“The edible garden does not work on every site. It needs space, sunlight and stakeholder interest. The pollinator garden program is flexible, can be created on a site that is office/retail or even industrial, and is easy to implement,” said Rosenberg.
In a recent news release, the Colliers team noted that “sites more socially and environmentally minded are also more leasable and resilient.” Apparently bringing people together to grow food and nurture native plants to contribute to existing urban pollinator corridors is a good thing financially, too.
As for the future of the program, Rosenberg is excited to dream a little. “Imagine if we could have gardens connecting the various sites we manage across the country? Imagine if we then inspire other Colliers’ offices in other countries to do the same with the real estate they manage?

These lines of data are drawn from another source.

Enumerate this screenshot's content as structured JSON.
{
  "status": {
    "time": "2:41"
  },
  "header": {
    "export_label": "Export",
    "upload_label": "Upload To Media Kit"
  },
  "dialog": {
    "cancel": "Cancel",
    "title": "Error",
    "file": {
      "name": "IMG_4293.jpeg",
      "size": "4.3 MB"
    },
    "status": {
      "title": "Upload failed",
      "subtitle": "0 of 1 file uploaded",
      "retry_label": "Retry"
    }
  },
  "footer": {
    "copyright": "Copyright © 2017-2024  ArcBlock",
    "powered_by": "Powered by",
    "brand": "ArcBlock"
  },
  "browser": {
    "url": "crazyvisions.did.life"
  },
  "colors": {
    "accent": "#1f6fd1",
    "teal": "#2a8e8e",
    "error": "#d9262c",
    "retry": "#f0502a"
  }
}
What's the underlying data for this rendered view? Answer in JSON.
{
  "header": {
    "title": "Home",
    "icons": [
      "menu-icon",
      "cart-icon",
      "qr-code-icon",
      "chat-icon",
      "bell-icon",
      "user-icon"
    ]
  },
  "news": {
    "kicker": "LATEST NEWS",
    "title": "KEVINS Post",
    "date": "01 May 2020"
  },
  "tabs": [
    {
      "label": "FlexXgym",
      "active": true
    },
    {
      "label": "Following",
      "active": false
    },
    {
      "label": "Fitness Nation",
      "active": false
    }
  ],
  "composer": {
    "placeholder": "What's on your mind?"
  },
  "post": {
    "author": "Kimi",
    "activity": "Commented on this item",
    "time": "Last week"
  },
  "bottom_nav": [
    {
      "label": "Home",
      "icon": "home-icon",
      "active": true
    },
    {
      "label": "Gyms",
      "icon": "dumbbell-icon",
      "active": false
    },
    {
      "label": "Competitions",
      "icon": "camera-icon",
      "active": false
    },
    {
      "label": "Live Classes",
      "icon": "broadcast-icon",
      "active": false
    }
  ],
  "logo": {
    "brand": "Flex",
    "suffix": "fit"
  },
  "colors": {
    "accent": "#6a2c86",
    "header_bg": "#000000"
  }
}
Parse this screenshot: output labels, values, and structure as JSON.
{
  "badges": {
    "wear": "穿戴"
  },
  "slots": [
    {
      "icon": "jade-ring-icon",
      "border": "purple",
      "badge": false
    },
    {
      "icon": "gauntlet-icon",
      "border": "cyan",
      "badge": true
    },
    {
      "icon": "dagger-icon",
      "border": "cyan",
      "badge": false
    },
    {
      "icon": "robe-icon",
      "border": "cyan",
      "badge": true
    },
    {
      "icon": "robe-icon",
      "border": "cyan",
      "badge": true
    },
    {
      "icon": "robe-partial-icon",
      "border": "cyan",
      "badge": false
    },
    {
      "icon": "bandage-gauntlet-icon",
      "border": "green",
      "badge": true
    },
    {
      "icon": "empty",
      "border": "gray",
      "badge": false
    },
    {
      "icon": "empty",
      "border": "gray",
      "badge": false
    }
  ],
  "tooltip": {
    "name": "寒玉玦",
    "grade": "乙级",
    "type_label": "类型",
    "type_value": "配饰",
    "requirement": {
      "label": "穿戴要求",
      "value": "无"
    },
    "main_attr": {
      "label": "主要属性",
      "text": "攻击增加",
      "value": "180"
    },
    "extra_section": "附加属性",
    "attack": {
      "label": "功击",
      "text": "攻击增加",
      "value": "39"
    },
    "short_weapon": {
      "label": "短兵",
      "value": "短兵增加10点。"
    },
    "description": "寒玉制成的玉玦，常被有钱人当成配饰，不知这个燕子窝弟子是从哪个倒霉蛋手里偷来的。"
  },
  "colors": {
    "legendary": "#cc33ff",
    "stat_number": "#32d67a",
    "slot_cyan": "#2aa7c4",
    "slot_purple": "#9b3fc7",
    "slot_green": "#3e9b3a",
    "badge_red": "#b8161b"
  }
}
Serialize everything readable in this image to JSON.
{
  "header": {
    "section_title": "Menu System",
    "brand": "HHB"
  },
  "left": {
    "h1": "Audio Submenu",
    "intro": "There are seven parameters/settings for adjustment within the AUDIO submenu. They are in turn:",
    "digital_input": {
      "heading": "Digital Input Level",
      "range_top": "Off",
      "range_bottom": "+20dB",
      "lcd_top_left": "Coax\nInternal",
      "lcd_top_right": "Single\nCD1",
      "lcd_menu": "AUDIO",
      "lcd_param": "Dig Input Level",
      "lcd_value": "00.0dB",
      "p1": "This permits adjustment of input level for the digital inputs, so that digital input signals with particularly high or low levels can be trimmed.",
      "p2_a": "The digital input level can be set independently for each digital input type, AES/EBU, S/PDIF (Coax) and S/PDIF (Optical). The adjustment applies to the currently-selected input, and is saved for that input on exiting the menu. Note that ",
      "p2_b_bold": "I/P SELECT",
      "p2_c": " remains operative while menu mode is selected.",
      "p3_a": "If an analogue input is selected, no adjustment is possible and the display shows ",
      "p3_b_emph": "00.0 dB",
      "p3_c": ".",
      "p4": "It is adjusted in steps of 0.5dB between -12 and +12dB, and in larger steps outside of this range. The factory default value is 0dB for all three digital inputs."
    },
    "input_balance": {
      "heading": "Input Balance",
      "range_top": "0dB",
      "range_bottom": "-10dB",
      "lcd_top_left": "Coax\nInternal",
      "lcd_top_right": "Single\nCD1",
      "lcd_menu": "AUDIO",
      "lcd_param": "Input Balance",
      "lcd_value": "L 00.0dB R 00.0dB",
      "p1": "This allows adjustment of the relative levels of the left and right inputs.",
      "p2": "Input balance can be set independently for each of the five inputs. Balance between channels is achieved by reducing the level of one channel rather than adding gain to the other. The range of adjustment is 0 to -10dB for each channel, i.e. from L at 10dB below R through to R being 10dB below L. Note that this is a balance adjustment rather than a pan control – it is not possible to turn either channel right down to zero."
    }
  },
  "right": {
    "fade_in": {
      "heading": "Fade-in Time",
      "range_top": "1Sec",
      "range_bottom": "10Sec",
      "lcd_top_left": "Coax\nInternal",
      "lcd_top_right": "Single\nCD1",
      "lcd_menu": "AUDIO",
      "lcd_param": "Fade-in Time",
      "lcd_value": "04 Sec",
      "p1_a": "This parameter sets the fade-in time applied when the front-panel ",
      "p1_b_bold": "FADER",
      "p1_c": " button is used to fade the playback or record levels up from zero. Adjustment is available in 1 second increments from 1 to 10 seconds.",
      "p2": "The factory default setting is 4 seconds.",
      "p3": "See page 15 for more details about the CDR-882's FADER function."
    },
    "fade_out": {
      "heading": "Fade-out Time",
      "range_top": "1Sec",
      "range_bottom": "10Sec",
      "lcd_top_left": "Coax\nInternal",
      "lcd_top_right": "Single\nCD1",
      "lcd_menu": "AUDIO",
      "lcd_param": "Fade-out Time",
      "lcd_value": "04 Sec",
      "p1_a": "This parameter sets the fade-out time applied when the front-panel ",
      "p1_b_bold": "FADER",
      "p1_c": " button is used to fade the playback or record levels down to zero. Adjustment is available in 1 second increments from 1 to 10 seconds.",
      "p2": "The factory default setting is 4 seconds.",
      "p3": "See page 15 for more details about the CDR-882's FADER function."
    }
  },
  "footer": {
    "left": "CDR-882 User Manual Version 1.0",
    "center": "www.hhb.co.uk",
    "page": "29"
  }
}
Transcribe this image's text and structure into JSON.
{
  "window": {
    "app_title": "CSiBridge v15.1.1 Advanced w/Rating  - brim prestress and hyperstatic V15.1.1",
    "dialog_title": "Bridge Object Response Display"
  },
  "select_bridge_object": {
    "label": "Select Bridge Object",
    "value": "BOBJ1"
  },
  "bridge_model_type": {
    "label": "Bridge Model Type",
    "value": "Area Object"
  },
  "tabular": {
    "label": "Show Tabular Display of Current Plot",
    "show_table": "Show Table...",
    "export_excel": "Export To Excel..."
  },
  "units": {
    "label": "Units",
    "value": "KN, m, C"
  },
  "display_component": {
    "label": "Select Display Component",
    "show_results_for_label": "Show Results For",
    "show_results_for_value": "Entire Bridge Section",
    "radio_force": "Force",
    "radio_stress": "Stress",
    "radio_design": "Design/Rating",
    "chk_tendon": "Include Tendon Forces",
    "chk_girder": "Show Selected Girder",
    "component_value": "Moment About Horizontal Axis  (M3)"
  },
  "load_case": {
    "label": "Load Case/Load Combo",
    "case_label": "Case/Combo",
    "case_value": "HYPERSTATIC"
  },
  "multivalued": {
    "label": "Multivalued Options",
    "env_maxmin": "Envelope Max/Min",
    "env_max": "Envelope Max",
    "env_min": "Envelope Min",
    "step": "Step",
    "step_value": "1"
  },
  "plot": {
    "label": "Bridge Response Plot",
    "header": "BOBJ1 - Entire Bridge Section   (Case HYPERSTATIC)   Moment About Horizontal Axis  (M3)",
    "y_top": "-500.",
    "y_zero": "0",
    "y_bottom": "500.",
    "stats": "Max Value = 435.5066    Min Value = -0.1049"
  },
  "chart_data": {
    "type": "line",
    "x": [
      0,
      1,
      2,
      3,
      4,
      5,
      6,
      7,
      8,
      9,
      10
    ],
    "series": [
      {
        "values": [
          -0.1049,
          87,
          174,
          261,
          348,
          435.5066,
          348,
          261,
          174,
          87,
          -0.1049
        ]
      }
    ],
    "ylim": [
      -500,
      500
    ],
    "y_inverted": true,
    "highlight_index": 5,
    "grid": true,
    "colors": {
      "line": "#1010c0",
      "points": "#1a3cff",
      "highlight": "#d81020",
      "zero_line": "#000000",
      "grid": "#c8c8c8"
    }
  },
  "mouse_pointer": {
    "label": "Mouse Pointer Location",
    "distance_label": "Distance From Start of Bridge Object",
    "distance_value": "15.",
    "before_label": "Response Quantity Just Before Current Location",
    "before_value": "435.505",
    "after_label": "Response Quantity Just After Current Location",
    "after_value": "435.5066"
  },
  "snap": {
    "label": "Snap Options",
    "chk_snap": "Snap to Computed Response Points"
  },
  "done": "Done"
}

We could connect our sites globally.
“Imagine, if we inspired our competitors and others in the real estate sector? We could start changing urban environments. I know I’m dreaming, but hey, I’m a dreamer,” she said. This year, Colliers will be introducing 67 pollinator gardens to the sites it manages, as well as landscaped edible gardens to a number of sites in B.C., Alberta and Ontario.
For those of us with concerns about the future of our world, especially as it relates to food security and the environment, including the wildlife that we share the planet with, like butterflies, hummingbirds and bugs, the new scenario for commercial and industrial properties provides some hope and perhaps also inspiration.
We are hopeful that condo owners with a balcony and homeowners with some real estate will be inspired by the Colliers Edible and pollinator garden program. That they will pick up the trowel and get their knees dirty at home. After all, if the largest real estate management company in Canada can get their act together, why not the rest of us?
Suddenly it is easier to imagine living and working in the perfect urban environment.
Mark Cullen is an expert gardener, author, broadcaster, tree advocate and member of the Order of Canada. His son Ben is a fourth-generation urban gardener and graduate of University of Guelph and Dalhousie University in Halifax. Follow them at markcullen.com, @markcullengardening, and on Facebook.